This thyroid issue was not just in my head.

I wasn’t going to the doctor every couple of months out of joy. I went back every time out of a kind of desperation. I secretly hoped the doctor could pull out a magic wand to make me feel better. That didn’t happen.

But the blood work gave us new objective proof whenever it was time to check the TSH. The test results showed my numbers had improved since starting the levothyroxine.

And subjectively I could tell him, “Yes, I am a little better.”

That was my answer. At least, for a time.

Spreading an Awareness for Autoimmune Disease

Dear readers,

Did you know March is Autoimmune Awareness month AND National Nutrition Month? I didn’t either until recently.

The longer I’m on this healing journey, the more I learn and the more people I encounter. There is a big community for those with autoimmune diseases, but sadly much of this is online. I’ve connected with many on Twitter and in Facebook groups and I’m getting to know these people. We can relate. We can understand each other, the symptoms, the diet restrictions, the struggle to reintroduce foods again, the blah days.

I have fewer people in “real-life” who fully get all of it. Sure, family tries to understand and several friends do listen well and pray me through the rough weeks. They gain a glimpse to how I feel by the stories I tell and the descriptions I give IF they ask and really want to hear the answers.

I’m pretty open about having thyroid disease and fighting to feel my best for the past 3+ years. I have made those “real-life” connections with people when we chatted and discovered, “Wow. You too?
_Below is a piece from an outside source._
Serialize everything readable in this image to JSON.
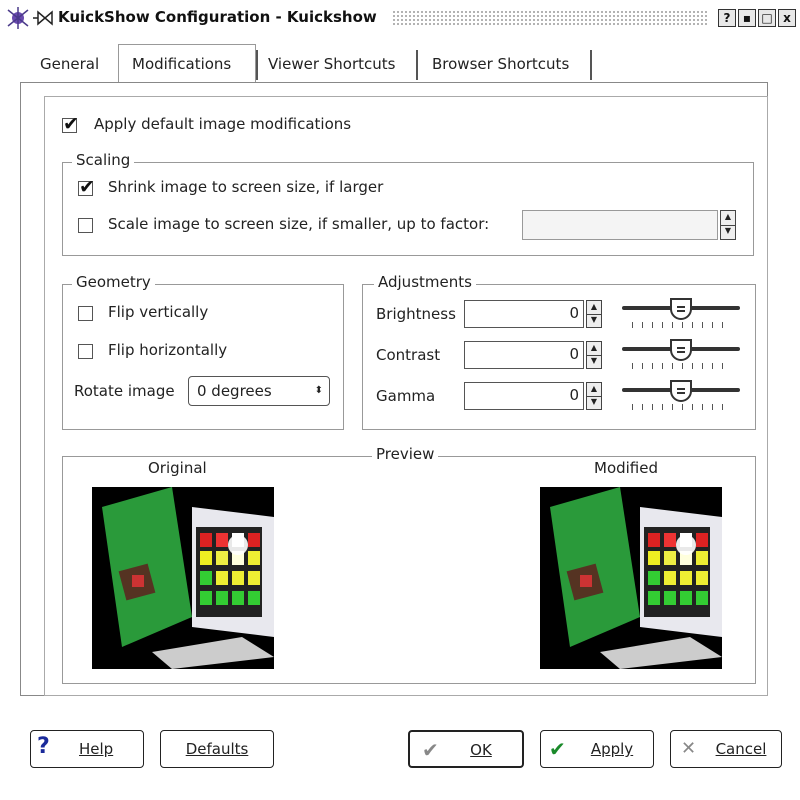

I’ve been on thyroid medicine for years.” At that point, we begin to compare notes and swap doctor stories or recipe ideas. And the sense of community grows a little.

To help spread the awareness for autoimmune disease, I will be posting much more of my back story with hypothyroidism. I want to share how it all started and how I got to where I am today — on a specific path to healing my body.
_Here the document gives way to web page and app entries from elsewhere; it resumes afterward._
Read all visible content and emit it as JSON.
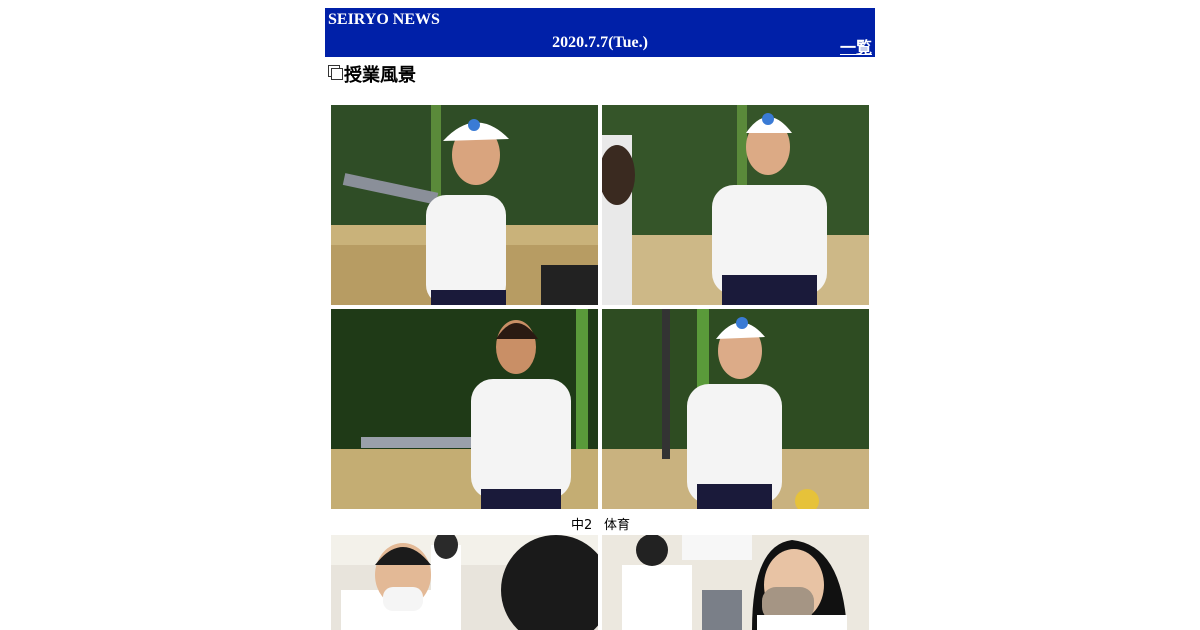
{
  "header": {
    "site_name": "SEIRYO NEWS",
    "date": "2020.7.7(Tue.)",
    "list_link": "一覧"
  },
  "article": {
    "title": "授業風景",
    "title_icon": "copy-icon",
    "photo_groups": [
      {
        "caption_left": "中2",
        "caption_right": "体育",
        "photos": [
          {
            "name": "softball-batting-girl-1",
            "icon": "photo"
          },
          {
            "name": "softball-laughing-girl",
            "icon": "photo"
          },
          {
            "name": "softball-batting-girl-2",
            "icon": "photo"
          },
          {
            "name": "softball-smiling-girl",
            "icon": "photo"
          }
        ]
      },
      {
        "photos": [
          {
            "name": "classroom-boy-masked",
            "icon": "photo"
          },
          {
            "name": "classroom-girl-masked",
            "icon": "photo"
          }
        ]
      }
    ]
  },
  "colors": {
    "header_bg": "#0020a8",
    "header_text": "#ffffff",
    "text": "#000000"
  }
}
I’m dedicating Tuesdays and Thursdays in March to thyroid health. I will share my experience and I’d love for you to join me. Help spread the word this month and beyond!

More people need to know and the community can only grow larger from here. And that, my friends, is a blessing to those who are trying to heal and stay well.

To health and wholeness,

laura